Happy Jojoba-mas

Okay, for those who have not heard Emer Kirrane‘s (slightly frightening) plots regarding Jojoba, here’s the backstory.

It started many months ago, with a random DM from Emer (aka @Exxx on Twitter) informing me: Hey, I just realised when I read your surname [Hinojosa] my brain reads it as Jojoba. (Pronounced “Ho-Ho-Bah”)

Chuckle, chuckle. Never thought much of it.

Next followed random Jojoba references. (Apparently it replaced my name…) Then others joined in. (They need no encouragement!)

Soon after, I was notified about the ultimate Jojoba campaign goal. And then I became afraid.

This campaign was advertised to the world in Emer’s “Silly-Season” interview of me. Or, as I call it, her recruiting minions. (For the record, read the other interviews too. The psychosis doesn’t just end with mine.)

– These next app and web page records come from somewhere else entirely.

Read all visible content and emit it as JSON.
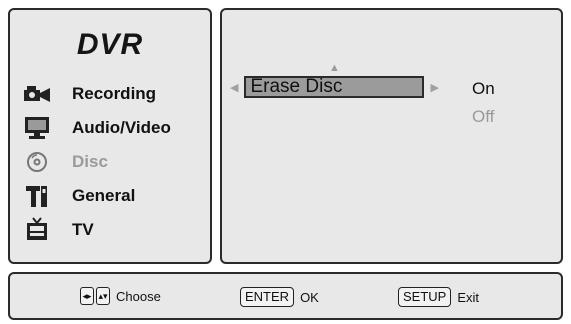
{
  "sidebar": {
    "title": "DVR",
    "items": [
      {
        "label": "Recording",
        "icon": "camera-icon",
        "disabled": false
      },
      {
        "label": "Audio/Video",
        "icon": "monitor-icon",
        "disabled": false
      },
      {
        "label": "Disc",
        "icon": "disc-icon",
        "disabled": true
      },
      {
        "label": "General",
        "icon": "tools-icon",
        "disabled": false
      },
      {
        "label": "TV",
        "icon": "tv-icon",
        "disabled": false
      }
    ]
  },
  "settings": {
    "selected_item": "Erase Disc",
    "options": [
      "On",
      "Off"
    ],
    "selected_option": "On"
  },
  "footer": {
    "choose_label": "Choose",
    "enter_key": "ENTER",
    "enter_label": "OK",
    "setup_key": "SETUP",
    "setup_label": "Exit"
  },
  "colors": {
    "panel_bg": "#e8e8e8",
    "border": "#2b2b2b",
    "highlight": "#9b9b9b",
    "disabled_text": "#9a9a9a"
  }
}
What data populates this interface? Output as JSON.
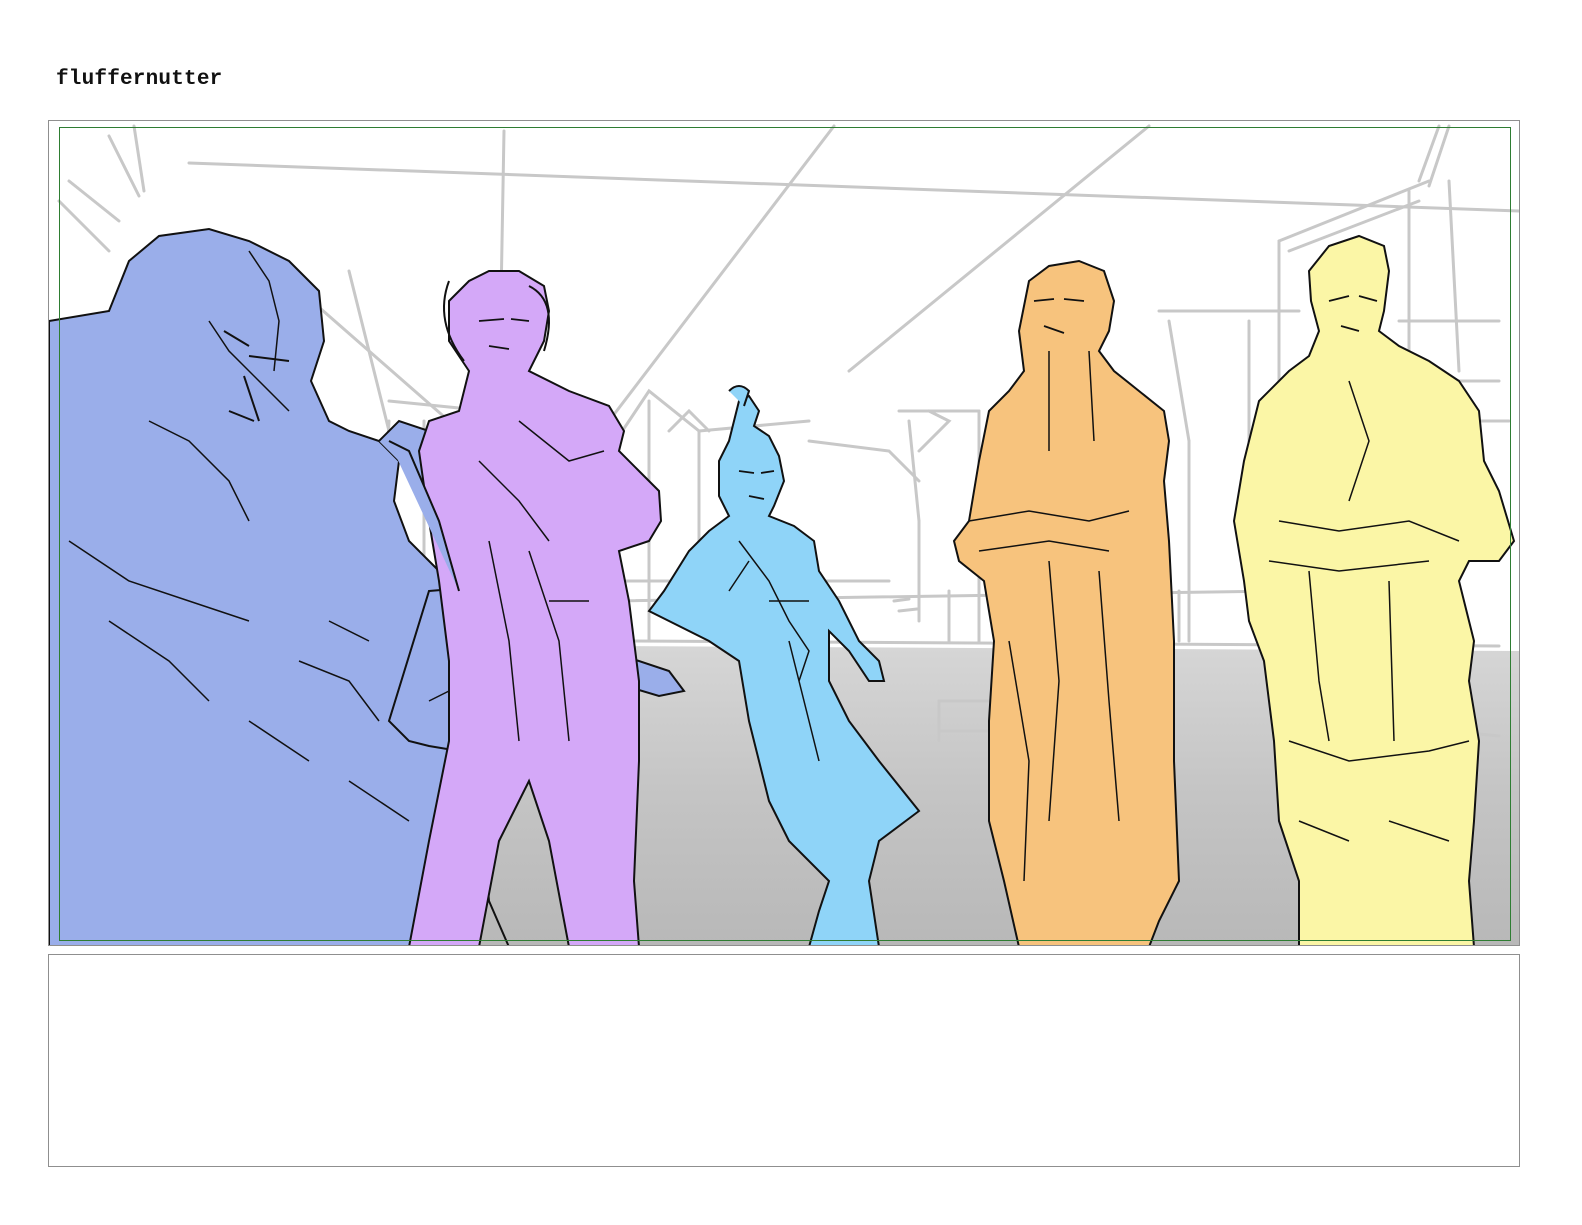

Did I also mention that my husband joined in? I think Emer probably cried when he used the #jojoba hastag – or perhaps just cackled evilly to herself …

At this point, I had two choices. 1) Hide terrified under my bed of a tiny Oirish lass, or 2) Embrace it.

So … let’s check out which I did:  Drumroll … click!

PS. I’ll still be using my current @michelehinojosa account. So, uh, please make sure you keep referencing it. Otherwise you’re totally gonna kill my Twitalyzer scores!

PPS. Wondering what the hell is up with “Jojojoba”? (The extra “Jo”?) Yeah, that’s “ho-ho-ho”, for the holiday season. The official rules dictate that Jojojoba is only available for use over the holiday season, and ends on 12/31 of each year. Uh, yeah … Don’t blame me for this. I didn’t make these rules … Though I did watch in amazement as they were discussed and set out via Twitter.

PPPS. In case you’re curious, yes the @jojoba username was taken. The exchange required for me to actually get this username involved a little stalking (with generous help from Tim Wilson!), a very kind soul who accepted my plea and cause, plus a monkey, peach, and bucket of jello.

So now that the story is told … Happy Jojobamas, everyone!

Simplifying vs Oversimplifying vs Acknowledging Complexity

As analysts, we need to work with complexity, while simplifying for end-users, yet avoid oversimplifying. Naturally, this is easier said that done …

Simplifying for others: This is incredibly important. If you can’t explain the problem and findings to someone in 25 seconds or less, you 1) will likely lose their attention, and 2) possibly don’t understand it well enough yourself to explain it yet. That’s our job. We work with the details and bring others in on the conclusions.

Oversimplifying: The balance required is to simplify the final conclusions without oversimplifying the problem, the data, or your analysis. The struggle, however, is that our brains are hard wired to simplify information.

Think about the amount of stimuli your brain receives every day. For example, you are crossing the street. I am outside. I see a long stretch of gray. That is a road. There is a red thing coming towards me. I hear a noise. The red thing is making the noise. That red thing is a car. Cars can hit me. It is going at 45mph. I am stationary. It will reach my location in 4 seconds. I will take 10 seconds to cross the street. I should not walk yet. And of course, I’m completely understating all that goes through our brains for even simple tasks. If our brains didn’t find a way to make sense of a high volume of inputs, we simply wouldn’t function.

Acknowledging Complexity: The challenge for analysts is to try to simplify the answer, without oversimplifying the questions along the way. If you make erroneous assumptions because it (over)simplifies your analysis, you could end up drawing the wrong conclusions. You will probably make your analysis easier, but render it less valuable.

We need to acknowledge, work with (and enjoy) complexity. (And we had better get used to it, because the digital measurement space is not getting simpler.) However, we need to avoid oversimplifying more than is necessary to sift signal from noise. We need to question what we know, evaluate what we assume, and separate fact from opinion. And if in doubt, invite someone else question you or poke holes in your analysis. Chances are, they’ll spot something you didn’t.